I love children. They move through life unabashedly, celebrating exactly who they are. Try asking a kid under the age of eight, if they think they’re cute. Anytime I have, I’ve always been answered with a resounding “yes.” Each child could barely contain their good fortune at being born. Few of us are lucky enough to carry this joy of existence into adulthood. At what point did we become blind to our exquisiteness? Perhaps this lack of vision contributed to Peter Pan’s decision to never grow up.
It’s true, we each have our own beauty and peculiarity’s. I am encouraged by the trend to love who we are, both inside and out. It’s refreshing to know that we don’t all need to fit into the same box. Moreover, we were born not to. Woven together we make up the tapestry of our perfectly, imperfect world. The contrast of our uniqueness is what gives depth and vibrancy to life. Children know what medieval artisans knew when they purposely left a mistake in their tapestry – perfection is boring. Idiosyncrasies are what make life interesting. Thank goodness, because we all have them.
Today is the perfect day to begin viewing life like a child again. Love yourself because of your flaws, not in spite of them. They may well be God’s gift to you.
My cousin’s daughter Kenna showing me what “Ta Da” looks like.

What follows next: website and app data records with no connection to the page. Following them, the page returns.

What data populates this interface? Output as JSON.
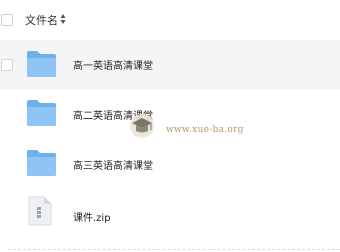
{
  "header": {
    "name_label": "文件名"
  },
  "rows": [
    {
      "label": "高一英语高清课堂",
      "type": "folder"
    },
    {
      "label": "高二英语高清课堂",
      "type": "folder"
    },
    {
      "label": "高三英语高清课堂",
      "type": "folder"
    },
    {
      "label": "课件.zip",
      "type": "zip"
    }
  ],
  "watermark": {
    "text": "www.xue-ba.org"
  },
  "colors": {
    "folder": "#7ab7ee",
    "folder_light": "#a8d3fb",
    "hover": "#f4f5f7",
    "watermark": "#b69a63"
  }
}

Kenna all grown up. Born under a dancing star, indeed.
I have spread my dreams under your feet; Tread softly because you tread on my dreams. -W. B. Yeats
Back in 2001, I took what felt like a huge risk. I sent a dummy of a children’s picture book that I’d written and illustrated to Maria Shriver. She was aware of my children’s illustrations and especially liked a portrait I had created for her friend Oprah Winfrey. Still, in all honesty, I felt beneath her. She was accomplished in every area of her life, including writing children’s books. At that time, I was struggling to find my voice as a writer and infuse life into my illustrations.
I’m sure Maria has no idea the gift that was wrapped in her response to me. Although she admitted she usually didn’t look at books that were about to be published, she made an exception with mine. She was thoughtful enough to read it with one of her little girls who loved fairy stories. In her letter to me, Maria shared her daughter’s insights about the book. Although I had a publisher interested in it at the time, I decided to switch gears and rewrite the story. Recreating all the art and implementing her daughter’s suggestions into the book was a huge task. Looking back, I am so glad I did it. Her daughter’s ideas were the beginnings of bringing my book to life.
Through the years and a few more revisions I stand on the threshold of Glory in the Morning being published. Maria’s kindness not only changed the direction of the book but it changed the trajectory of my life. She took the time to see me and believe in me and helped me to know that my dreams mattered. Her validation gave me the realization that there’s a place in the world for me and my gifts.
Glory in the Morning is now the subject of a Kickstarter campaign that ends Nov. 5th.Preliminary sketch for Glory in the Morning.Soon There Will Be No Me to Believe in from Glory in the Morning.My little fairy in the flesh.Page from Maria Shriver’s letter.